Do not include the pictures; repeat the rest of the data exactly.

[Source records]

------------------------------------

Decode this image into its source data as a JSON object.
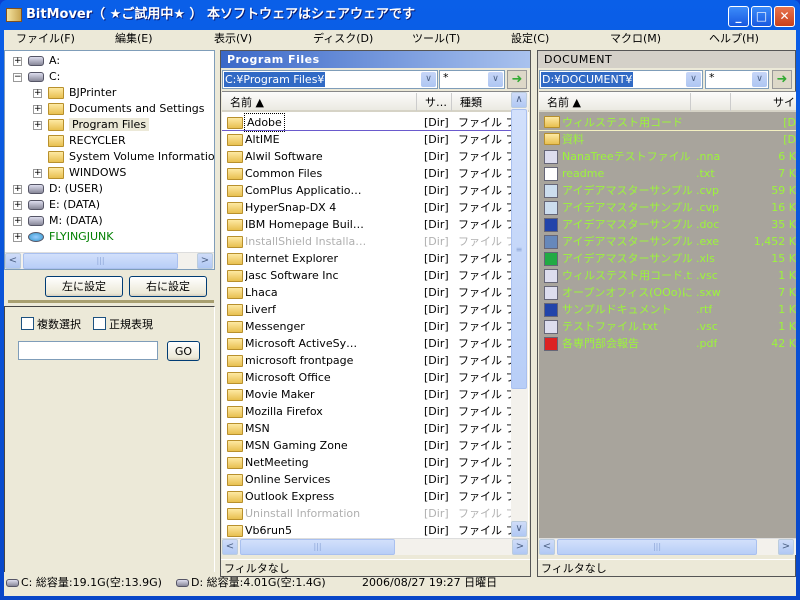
{
  "window": {
    "title": "BitMover（ ★ご試用中★ ） 本ソフトウェアはシェアウェアです",
    "min": "_",
    "max": "□",
    "close": "✕"
  },
  "menu": [
    "ファイル(F)",
    "編集(E)",
    "表示(V)",
    "ディスク(D)",
    "ツール(T)",
    "設定(C)",
    "マクロ(M)",
    "ヘルプ(H)"
  ],
  "tree": [
    {
      "label": "A:",
      "level": 0,
      "exp": "+",
      "icon": "floppy-drive-icon"
    },
    {
      "label": "C:",
      "level": 0,
      "exp": "−",
      "icon": "hard-drive-icon"
    },
    {
      "label": "BJPrinter",
      "level": 1,
      "exp": "+",
      "icon": "folder-icon"
    },
    {
      "label": "Documents and Settings",
      "level": 1,
      "exp": "+",
      "icon": "folder-icon"
    },
    {
      "label": "Program Files",
      "level": 1,
      "exp": "+",
      "icon": "folder-icon",
      "selected": true
    },
    {
      "label": "RECYCLER",
      "level": 1,
      "exp": "",
      "icon": "folder-icon"
    },
    {
      "label": "System Volume Information",
      "level": 1,
      "exp": "",
      "icon": "folder-icon"
    },
    {
      "label": "WINDOWS",
      "level": 1,
      "exp": "+",
      "icon": "folder-icon"
    },
    {
      "label": "D: (USER)",
      "level": 0,
      "exp": "+",
      "icon": "hard-drive-icon"
    },
    {
      "label": "E: (DATA)",
      "level": 0,
      "exp": "+",
      "icon": "hard-drive-icon"
    },
    {
      "label": "M: (DATA)",
      "level": 0,
      "exp": "+",
      "icon": "hard-drive-icon"
    },
    {
      "label": "FLYINGJUNK",
      "level": 0,
      "exp": "+",
      "icon": "network-icon",
      "color": "#008000"
    }
  ],
  "left": {
    "set_left": "左に設定",
    "set_right": "右に設定",
    "multi_select": "複数選択",
    "regex": "正規表現",
    "search_value": "",
    "go": "GO"
  },
  "middle": {
    "title": "Program Files",
    "path": "C:¥Program Files¥",
    "filter": "*",
    "col_name": "名前 ▲",
    "col_size": "サ…",
    "col_type": "種類",
    "status": "フィルタなし",
    "rows": [
      [
        "Adobe",
        "[Dir]",
        "ファイル フォ"
      ],
      [
        "AltIME",
        "[Dir]",
        "ファイル フォ"
      ],
      [
        "Alwil Software",
        "[Dir]",
        "ファイル フォ"
      ],
      [
        "Common Files",
        "[Dir]",
        "ファイル フォ"
      ],
      [
        "ComPlus Applicatio…",
        "[Dir]",
        "ファイル フォ"
      ],
      [
        "HyperSnap-DX 4",
        "[Dir]",
        "ファイル フォ"
      ],
      [
        "IBM Homepage Buil…",
        "[Dir]",
        "ファイル フォ"
      ],
      [
        "InstallShield Installa…",
        "[Dir]",
        "ファイル フォ"
      ],
      [
        "Internet Explorer",
        "[Dir]",
        "ファイル フォ"
      ],
      [
        "Jasc Software Inc",
        "[Dir]",
        "ファイル フォ"
      ],
      [
        "Lhaca",
        "[Dir]",
        "ファイル フォ"
      ],
      [
        "Liverf",
        "[Dir]",
        "ファイル フォ"
      ],
      [
        "Messenger",
        "[Dir]",
        "ファイル フォ"
      ],
      [
        "Microsoft ActiveSy…",
        "[Dir]",
        "ファイル フォ"
      ],
      [
        "microsoft frontpage",
        "[Dir]",
        "ファイル フォ"
      ],
      [
        "Microsoft Office",
        "[Dir]",
        "ファイル フォ"
      ],
      [
        "Movie Maker",
        "[Dir]",
        "ファイル フォ"
      ],
      [
        "Mozilla Firefox",
        "[Dir]",
        "ファイル フォ"
      ],
      [
        "MSN",
        "[Dir]",
        "ファイル フォ"
      ],
      [
        "MSN Gaming Zone",
        "[Dir]",
        "ファイル フォ"
      ],
      [
        "NetMeeting",
        "[Dir]",
        "ファイル フォ"
      ],
      [
        "Online Services",
        "[Dir]",
        "ファイル フォ"
      ],
      [
        "Outlook Express",
        "[Dir]",
        "ファイル フォ"
      ],
      [
        "Uninstall Information",
        "[Dir]",
        "ファイル フォ"
      ],
      [
        "Vb6run5",
        "[Dir]",
        "ファイル フォ"
      ]
    ],
    "hidden_rows": [
      7,
      23
    ]
  },
  "right": {
    "title": "DOCUMENT",
    "path": "D:¥DOCUMENT¥",
    "filter": "*",
    "col_name": "名前 ▲",
    "col_size": "サイ",
    "status": "フィルタなし",
    "rows": [
      [
        "ウィルステスト用コード",
        "",
        "[D",
        "folder-icon"
      ],
      [
        "資料",
        "",
        "[D",
        "folder-icon"
      ],
      [
        "NanaTreeテストファイル",
        ".nna",
        "6 K",
        "app-file-icon"
      ],
      [
        "readme",
        ".txt",
        "7 K",
        "text-file-icon"
      ],
      [
        "アイデアマスターサンプル1",
        ".cvp",
        "59 K",
        "cvp-file-icon"
      ],
      [
        "アイデアマスターサンプル2",
        ".cvp",
        "16 K",
        "cvp-file-icon"
      ],
      [
        "アイデアマスターサンプル2",
        ".doc",
        "35 K",
        "word-file-icon"
      ],
      [
        "アイデアマスターサンプル2",
        ".exe",
        "1,452 K",
        "exe-file-icon"
      ],
      [
        "アイデアマスターサンプル2",
        ".xls",
        "15 K",
        "excel-file-icon"
      ],
      [
        "ウィルステスト用コード.txt",
        ".vsc",
        "1 K",
        "app-file-icon"
      ],
      [
        "オープンオフィス(OOo)につ…",
        ".sxw",
        "7 K",
        "app-file-icon"
      ],
      [
        "サンプルドキュメント",
        ".rtf",
        "1 K",
        "word-file-icon"
      ],
      [
        "テストファイル.txt",
        ".vsc",
        "1 K",
        "app-file-icon"
      ],
      [
        "各専門部会報告",
        ".pdf",
        "42 K",
        "pdf-file-icon"
      ]
    ]
  },
  "statusbar": {
    "c_drive": "C: 総容量:19.1G(空:13.9G)",
    "d_drive": "D: 総容量:4.01G(空:1.4G)",
    "datetime": "2006/08/27 19:27 日曜日"
  },
  "colors": {
    "right_pane_bg": "#a8a49c",
    "right_pane_text": "#9cf53a",
    "title_bar": "#0a5fe8",
    "disabled_text": "#b0b0b0"
  }
}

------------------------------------

**OUTPUT:**
Decode this image into its source data as a JSON object.
{
  "window": {
    "title": "BitMover（ ★ご試用中★ ） 本ソフトウェアはシェアウェアです",
    "min": "_",
    "max": "□",
    "close": "✕"
  },
  "menu": [
    "ファイル(F)",
    "編集(E)",
    "表示(V)",
    "ディスク(D)",
    "ツール(T)",
    "設定(C)",
    "マクロ(M)",
    "ヘルプ(H)"
  ],
  "tree": [
    {
      "label": "A:",
      "level": 0,
      "exp": "+",
      "icon": "floppy-drive-icon"
    },
    {
      "label": "C:",
      "level": 0,
      "exp": "−",
      "icon": "hard-drive-icon"
    },
    {
      "label": "BJPrinter",
      "level": 1,
      "exp": "+",
      "icon": "folder-icon"
    },
    {
      "label": "Documents and Settings",
      "level": 1,
      "exp": "+",
      "icon": "folder-icon"
    },
    {
      "label": "Program Files",
      "level": 1,
      "exp": "+",
      "icon": "folder-icon",
      "selected": true
    },
    {
      "label": "RECYCLER",
      "level": 1,
      "exp": "",
      "icon": "folder-icon"
    },
    {
      "label": "System Volume Information",
      "level": 1,
      "exp": "",
      "icon": "folder-icon"
    },
    {
      "label": "WINDOWS",
      "level": 1,
      "exp": "+",
      "icon": "folder-icon"
    },
    {
      "label": "D: (USER)",
      "level": 0,
      "exp": "+",
      "icon": "hard-drive-icon"
    },
    {
      "label": "E: (DATA)",
      "level": 0,
      "exp": "+",
      "icon": "hard-drive-icon"
    },
    {
      "label": "M: (DATA)",
      "level": 0,
      "exp": "+",
      "icon": "hard-drive-icon"
    },
    {
      "label": "FLYINGJUNK",
      "level": 0,
      "exp": "+",
      "icon": "network-icon",
      "color": "#008000"
    }
  ],
  "left": {
    "set_left": "左に設定",
    "set_right": "右に設定",
    "multi_select": "複数選択",
    "regex": "正規表現",
    "search_value": "",
    "go": "GO"
  },
  "middle": {
    "title": "Program Files",
    "path": "C:¥Program Files¥",
    "filter": "*",
    "col_name": "名前 ▲",
    "col_size": "サ…",
    "col_type": "種類",
    "status": "フィルタなし",
    "rows": [
      [
        "Adobe",
        "[Dir]",
        "ファイル フォ"
      ],
      [
        "AltIME",
        "[Dir]",
        "ファイル フォ"
      ],
      [
        "Alwil Software",
        "[Dir]",
        "ファイル フォ"
      ],
      [
        "Common Files",
        "[Dir]",
        "ファイル フォ"
      ],
      [
        "ComPlus Applicatio…",
        "[Dir]",
        "ファイル フォ"
      ],
      [
        "HyperSnap-DX 4",
        "[Dir]",
        "ファイル フォ"
      ],
      [
        "IBM Homepage Buil…",
        "[Dir]",
        "ファイル フォ"
      ],
      [
        "InstallShield Installa…",
        "[Dir]",
        "ファイル フォ"
      ],
      [
        "Internet Explorer",
        "[Dir]",
        "ファイル フォ"
      ],
      [
        "Jasc Software Inc",
        "[Dir]",
        "ファイル フォ"
      ],
      [
        "Lhaca",
        "[Dir]",
        "ファイル フォ"
      ],
      [
        "Liverf",
        "[Dir]",
        "ファイル フォ"
      ],
      [
        "Messenger",
        "[Dir]",
        "ファイル フォ"
      ],
      [
        "Microsoft ActiveSy…",
        "[Dir]",
        "ファイル フォ"
      ],
      [
        "microsoft frontpage",
        "[Dir]",
        "ファイル フォ"
      ],
      [
        "Microsoft Office",
        "[Dir]",
        "ファイル フォ"
      ],
      [
        "Movie Maker",
        "[Dir]",
        "ファイル フォ"
      ],
      [
        "Mozilla Firefox",
        "[Dir]",
        "ファイル フォ"
      ],
      [
        "MSN",
        "[Dir]",
        "ファイル フォ"
      ],
      [
        "MSN Gaming Zone",
        "[Dir]",
        "ファイル フォ"
      ],
      [
        "NetMeeting",
        "[Dir]",
        "ファイル フォ"
      ],
      [
        "Online Services",
        "[Dir]",
        "ファイル フォ"
      ],
      [
        "Outlook Express",
        "[Dir]",
        "ファイル フォ"
      ],
      [
        "Uninstall Information",
        "[Dir]",
        "ファイル フォ"
      ],
      [
        "Vb6run5",
        "[Dir]",
        "ファイル フォ"
      ]
    ],
    "hidden_rows": [
      7,
      23
    ]
  },
  "right": {
    "title": "DOCUMENT",
    "path": "D:¥DOCUMENT¥",
    "filter": "*",
    "col_name": "名前 ▲",
    "col_size": "サイ",
    "status": "フィルタなし",
    "rows": [
      [
        "ウィルステスト用コード",
        "",
        "[D",
        "folder-icon"
      ],
      [
        "資料",
        "",
        "[D",
        "folder-icon"
      ],
      [
        "NanaTreeテストファイル",
        ".nna",
        "6 K",
        "app-file-icon"
      ],
      [
        "readme",
        ".txt",
        "7 K",
        "text-file-icon"
      ],
      [
        "アイデアマスターサンプル1",
        ".cvp",
        "59 K",
        "cvp-file-icon"
      ],
      [
        "アイデアマスターサンプル2",
        ".cvp",
        "16 K",
        "cvp-file-icon"
      ],
      [
        "アイデアマスターサンプル2",
        ".doc",
        "35 K",
        "word-file-icon"
      ],
      [
        "アイデアマスターサンプル2",
        ".exe",
        "1,452 K",
        "exe-file-icon"
      ],
      [
        "アイデアマスターサンプル2",
        ".xls",
        "15 K",
        "excel-file-icon"
      ],
      [
        "ウィルステスト用コード.txt",
        ".vsc",
        "1 K",
        "app-file-icon"
      ],
      [
        "オープンオフィス(OOo)につ…",
        ".sxw",
        "7 K",
        "app-file-icon"
      ],
      [
        "サンプルドキュメント",
        ".rtf",
        "1 K",
        "word-file-icon"
      ],
      [
        "テストファイル.txt",
        ".vsc",
        "1 K",
        "app-file-icon"
      ],
      [
        "各専門部会報告",
        ".pdf",
        "42 K",
        "pdf-file-icon"
      ]
    ]
  },
  "statusbar": {
    "c_drive": "C: 総容量:19.1G(空:13.9G)",
    "d_drive": "D: 総容量:4.01G(空:1.4G)",
    "datetime": "2006/08/27 19:27 日曜日"
  },
  "colors": {
    "right_pane_bg": "#a8a49c",
    "right_pane_text": "#9cf53a",
    "title_bar": "#0a5fe8",
    "disabled_text": "#b0b0b0"
  }
}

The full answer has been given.